Due diligence is the process through which a company’s performance is thoroughly assessed before a transaction. It involves analyzing and collecting quantitative and qualitative information to reduce risk, ensure compliance with the law, and make efficient decisions. Due diligence is typically conducted by companies who are contemplating a merger partnership or acquisition.

An in-depth investigation can help identify opportunities and risks, but implementing the findings can be a challenge. It can be difficult knowing which questions to ask and which documents to review. Additionally, it can take a significant amount time to collect and analyze data.

Having clear goals and expectations for the M&A process can help speed up due diligence.
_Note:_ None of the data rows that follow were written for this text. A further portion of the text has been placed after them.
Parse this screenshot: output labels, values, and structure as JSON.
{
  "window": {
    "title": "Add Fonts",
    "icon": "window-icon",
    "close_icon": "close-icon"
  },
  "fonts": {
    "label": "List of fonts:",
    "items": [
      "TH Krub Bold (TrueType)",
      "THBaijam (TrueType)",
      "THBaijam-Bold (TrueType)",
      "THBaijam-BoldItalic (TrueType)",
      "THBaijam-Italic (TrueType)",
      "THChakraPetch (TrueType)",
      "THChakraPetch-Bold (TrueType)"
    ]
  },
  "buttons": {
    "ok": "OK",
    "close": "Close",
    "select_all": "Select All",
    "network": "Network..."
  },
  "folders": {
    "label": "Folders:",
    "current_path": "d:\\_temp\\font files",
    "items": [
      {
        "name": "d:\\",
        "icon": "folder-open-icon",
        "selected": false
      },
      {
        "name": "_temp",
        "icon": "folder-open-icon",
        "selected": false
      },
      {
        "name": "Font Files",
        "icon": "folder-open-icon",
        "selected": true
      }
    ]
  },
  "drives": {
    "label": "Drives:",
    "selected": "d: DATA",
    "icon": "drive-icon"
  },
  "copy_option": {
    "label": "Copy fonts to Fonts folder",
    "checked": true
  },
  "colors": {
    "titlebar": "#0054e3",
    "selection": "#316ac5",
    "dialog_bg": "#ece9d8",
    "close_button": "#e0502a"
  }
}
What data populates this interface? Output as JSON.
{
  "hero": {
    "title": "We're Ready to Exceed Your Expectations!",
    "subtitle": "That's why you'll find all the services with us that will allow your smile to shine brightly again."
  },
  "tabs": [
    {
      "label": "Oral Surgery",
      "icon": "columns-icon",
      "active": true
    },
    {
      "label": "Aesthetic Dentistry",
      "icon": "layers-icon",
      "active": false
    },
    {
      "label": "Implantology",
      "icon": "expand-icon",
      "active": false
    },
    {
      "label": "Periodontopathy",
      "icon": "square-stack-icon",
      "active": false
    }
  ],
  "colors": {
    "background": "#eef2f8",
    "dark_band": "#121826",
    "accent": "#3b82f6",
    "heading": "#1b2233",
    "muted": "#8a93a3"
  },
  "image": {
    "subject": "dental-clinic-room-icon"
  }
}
Also, using a VDR with project management capabilities allows teams to break the process down into manageable sections and make sure that items are checked off as they’re completed.

It’s also important to realize that regardless of how thorough the due diligence process is, it won’t not uncover every possible issue. A company should always adopt a continuous monitoring and mitigation strategy to track the vendors and third parties, and also acquired businesses.

The term “due diligence” was legally defined four years following the 1929 crash of the stock market. The Securities Act of 1933 induced transparency in the financial markets by requiring brokers disclose accurate and relevant information about their securities. The https://realtechnolive.com/best-pdf-editors-2021/ term has since migrated into the business world, where it’s used to describe prudent and deliberate actions that reasonable people are expected to take in order to mitigate risk and avoid bad outcomes.